WHAT YOU HAVE TO DO> The required result is one figure, the count of lines below with the string "Woodbridge" in them.

[Dataset records]
>>>

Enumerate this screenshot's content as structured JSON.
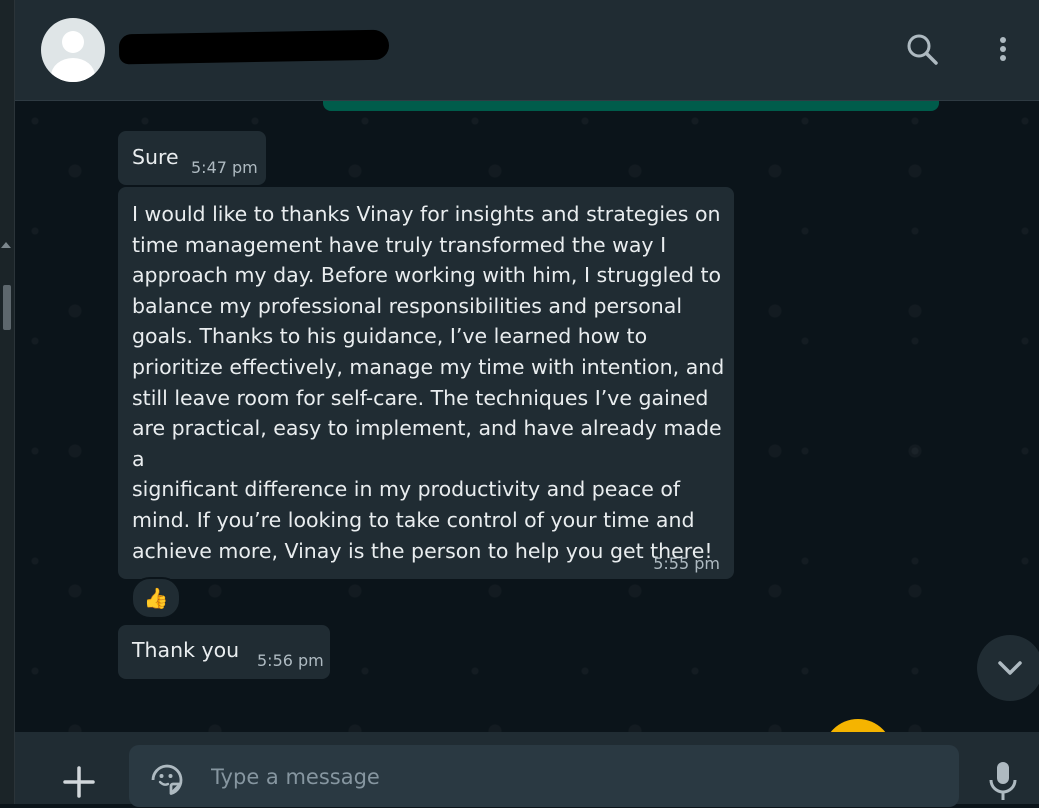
{
  "header": {
    "contact_name": "",
    "icons": [
      "default-avatar-icon",
      "search-icon",
      "more-options-icon"
    ]
  },
  "messages": [
    {
      "text": "Sure",
      "time": "5:47 pm"
    },
    {
      "text": "I would like to thanks Vinay for insights and strategies on\ntime management have truly transformed the way I\napproach my day. Before working with him, I struggled to\nbalance my professional responsibilities and personal\ngoals. Thanks to his guidance, I’ve learned how to\nprioritize effectively, manage my time with intention, and\nstill leave room for self-care. The techniques I’ve gained\nare practical, easy to implement, and have already made a\nsignificant difference in my productivity and peace of\nmind. If you’re looking to take control of your time and\nachieve more, Vinay is the person to help you get there!",
      "time": "5:55 pm",
      "reaction": "👍"
    },
    {
      "text": "Thank  you",
      "time": "5:56 pm"
    }
  ],
  "composer": {
    "placeholder": "Type a message",
    "value": "",
    "icons": [
      "plus-icon",
      "sticker-icon",
      "microphone-icon"
    ]
  },
  "colors": {
    "background": "#0b141a",
    "panel": "#202c33",
    "bubble_incoming": "#202c33",
    "bubble_outgoing": "#005c4b",
    "text_primary": "#e9edef",
    "text_secondary": "#aebac1"
  }
}
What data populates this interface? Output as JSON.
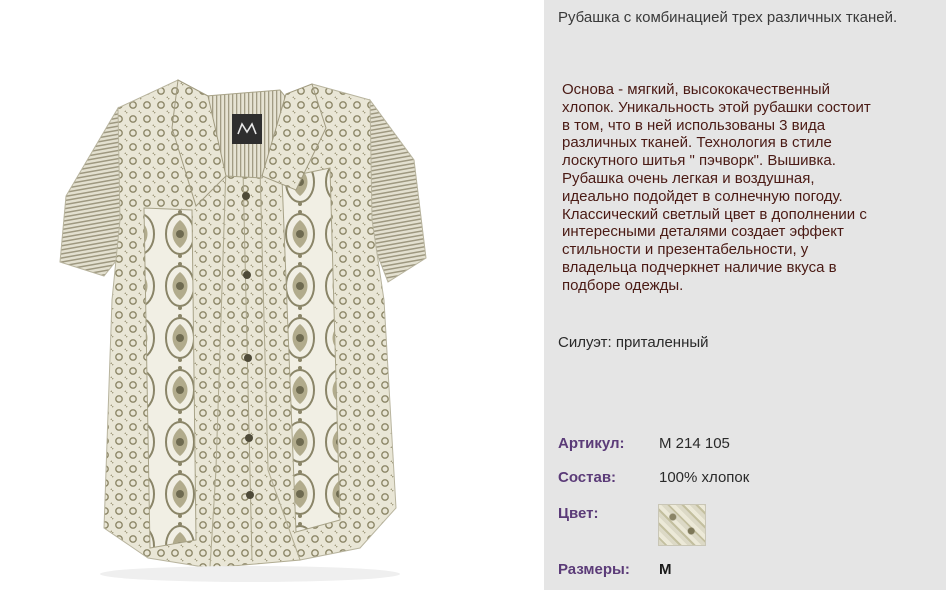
{
  "product": {
    "headline": "Рубашка с комбинацией трех различных тканей.",
    "description": "Основа - мягкий, высококачественный хлопок. Уникальность этой рубашки состоит в том, что в ней использованы 3 вида различных тканей. Технология в стиле лоскутного шитья  \" пэчворк\". Вышивка. Рубашка очень легкая и воздушная, идеально подойдет  в солнечную погоду. Классический светлый цвет в дополнении с интересными деталями создает эффект стильности и презентабельности, у владельца подчеркнет наличие вкуса в подборе одежды.",
    "silhouette": "Силуэт: приталенный"
  },
  "specs": {
    "article_label": "Артикул:",
    "article_value": "M 214 105",
    "composition_label": "Состав:",
    "composition_value": "100% хлопок",
    "color_label": "Цвет:",
    "sizes_label": "Размеры:",
    "sizes_value": "M"
  },
  "colors": {
    "panel_bg": "#e5e5e5",
    "label_purple": "#5b3b78",
    "description_text": "#4a1a14"
  }
}
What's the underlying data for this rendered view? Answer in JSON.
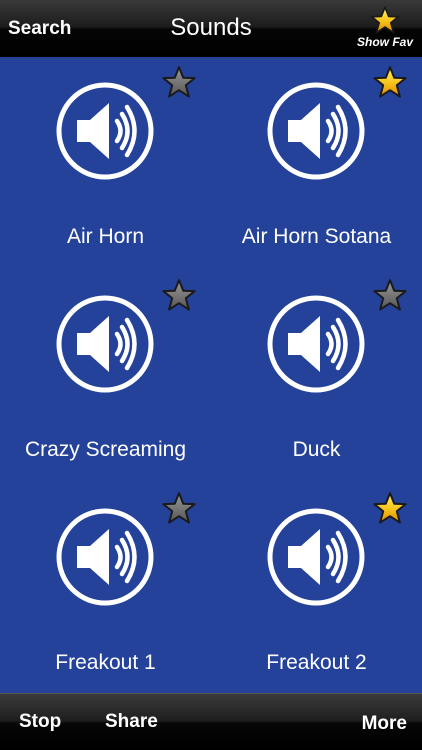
{
  "navbar": {
    "search_label": "Search",
    "title": "Sounds",
    "show_fav_label": "Show Fav"
  },
  "sounds": [
    {
      "label": "Air Horn",
      "favorite": false
    },
    {
      "label": "Air Horn Sotana",
      "favorite": true
    },
    {
      "label": "Crazy Screaming",
      "favorite": false
    },
    {
      "label": "Duck",
      "favorite": false
    },
    {
      "label": "Freakout 1",
      "favorite": false
    },
    {
      "label": "Freakout 2",
      "favorite": true
    }
  ],
  "toolbar": {
    "stop_label": "Stop",
    "share_label": "Share",
    "more_label": "More"
  },
  "colors": {
    "background": "#24429a",
    "favorite_on": "#f6c21a",
    "favorite_off": "#6e6e6e"
  },
  "icons": {
    "sound_button": "speaker-icon",
    "favorite": "star-icon"
  }
}
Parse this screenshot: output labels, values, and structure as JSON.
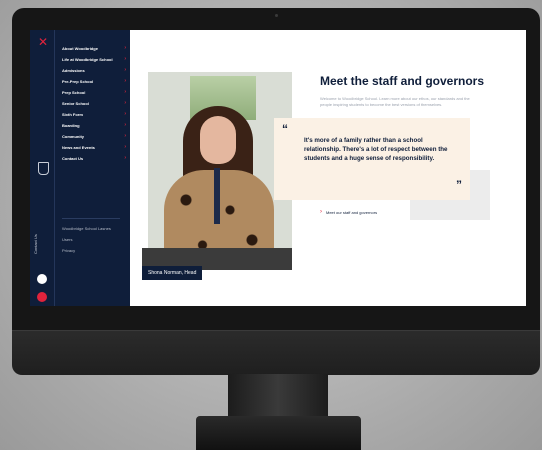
{
  "sidebar": {
    "close_icon": "close-icon",
    "vertical_label": "Contact Us",
    "menu": [
      "About Woodbridge",
      "Life at Woodbridge School",
      "Admissions",
      "Pre-Prep School",
      "Prep School",
      "Senior School",
      "Sixth Form",
      "Boarding",
      "Community",
      "News and Events",
      "Contact Us"
    ],
    "footer_links": [
      "Woodbridge School Lasnes",
      "Users",
      "Privacy"
    ]
  },
  "main": {
    "title": "Meet the staff and governors",
    "intro": "Welcome to Woodbridge School. Learn more about our ethos, our standards and the people inspiring students to become the best versions of themselves.",
    "quote": "It's more of a family rather than a school relationship. There's a lot of respect between the students and a huge sense of responsibility.",
    "quote_open": "“",
    "quote_close": "”",
    "photo_caption": "Shona Norman, Head",
    "link": "Meet our staff and governors",
    "chevron": "›"
  },
  "colors": {
    "navy": "#0f1e3a",
    "accent": "#e0233c",
    "quote_bg": "#fbf1e5"
  }
}
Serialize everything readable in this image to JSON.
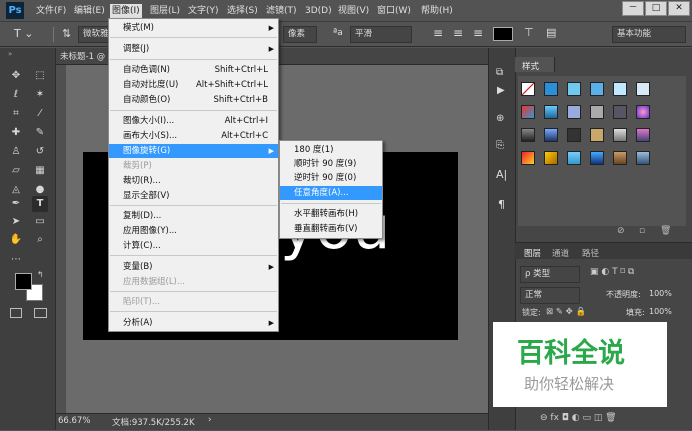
{
  "app": {
    "logo": "Ps"
  },
  "menubar": {
    "items": [
      "文件(F)",
      "编辑(E)",
      "图像(I)",
      "图层(L)",
      "文字(Y)",
      "选择(S)",
      "滤镜(T)",
      "3D(D)",
      "视图(V)",
      "窗口(W)",
      "帮助(H)"
    ]
  },
  "window": {
    "minimize": "－",
    "restore": "□",
    "close": "✕"
  },
  "options": {
    "font_family": "微软雅",
    "font_style": "像素",
    "aa_label": "ªa",
    "aa_value": "平滑",
    "workspace": "基本功能"
  },
  "document": {
    "tab_label": "未标题-1 @",
    "canvas_text": "you"
  },
  "status": {
    "zoom": "66.67%",
    "doc_size": "文档:937.5K/255.2K"
  },
  "image_menu": {
    "items": [
      {
        "label": "模式(M)",
        "shortcut": "",
        "submenu": true
      },
      {
        "label": "调整(J)",
        "shortcut": "",
        "submenu": true
      },
      {
        "label": "自动色调(N)",
        "shortcut": "Shift+Ctrl+L"
      },
      {
        "label": "自动对比度(U)",
        "shortcut": "Alt+Shift+Ctrl+L"
      },
      {
        "label": "自动颜色(O)",
        "shortcut": "Shift+Ctrl+B"
      },
      {
        "label": "图像大小(I)...",
        "shortcut": "Alt+Ctrl+I"
      },
      {
        "label": "画布大小(S)...",
        "shortcut": "Alt+Ctrl+C"
      },
      {
        "label": "图像旋转(G)",
        "shortcut": "",
        "submenu": true
      },
      {
        "label": "裁剪(P)",
        "shortcut": ""
      },
      {
        "label": "裁切(R)...",
        "shortcut": ""
      },
      {
        "label": "显示全部(V)",
        "shortcut": ""
      },
      {
        "label": "复制(D)...",
        "shortcut": ""
      },
      {
        "label": "应用图像(Y)...",
        "shortcut": ""
      },
      {
        "label": "计算(C)...",
        "shortcut": ""
      },
      {
        "label": "变量(B)",
        "shortcut": "",
        "submenu": true
      },
      {
        "label": "应用数据组(L)...",
        "shortcut": ""
      },
      {
        "label": "陷印(T)...",
        "shortcut": ""
      },
      {
        "label": "分析(A)",
        "shortcut": "",
        "submenu": true
      }
    ]
  },
  "rotate_menu": {
    "items": [
      "180 度(1)",
      "顺时针 90 度(9)",
      "逆时针 90 度(0)",
      "任意角度(A)...",
      "水平翻转画布(H)",
      "垂直翻转画布(V)"
    ]
  },
  "styles_panel": {
    "tab": "样式"
  },
  "layers_panel": {
    "tabs": [
      "图层",
      "通道",
      "路径"
    ],
    "filter": "ρ 类型",
    "blend": "正常",
    "opacity_label": "不透明度:",
    "opacity": "100%",
    "lock_label": "锁定:",
    "fill_label": "填充:",
    "fill": "100%"
  },
  "watermark": {
    "title": "百科全说",
    "subtitle": "助你轻松解决"
  },
  "colors": {
    "menu_highlight": "#3399ff",
    "watermark_green": "#2aa84a"
  }
}
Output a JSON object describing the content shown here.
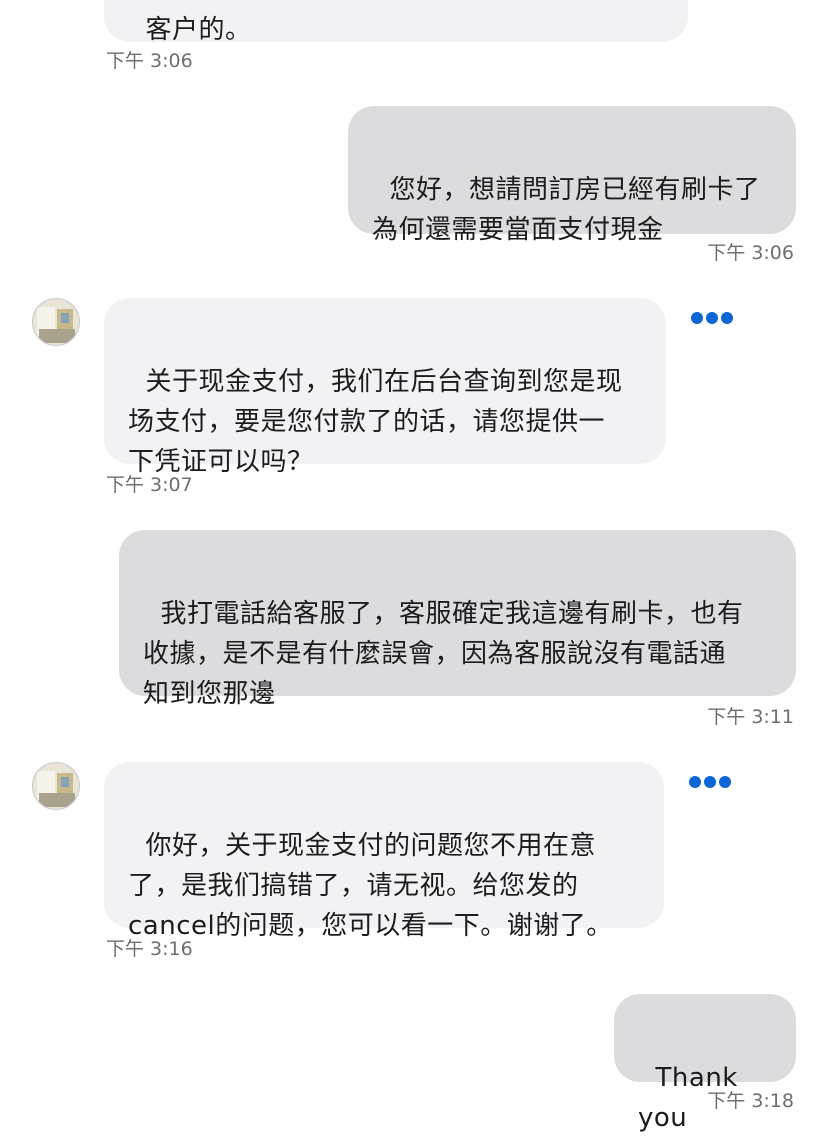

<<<

OUTPUT FOR THIS TASK> 4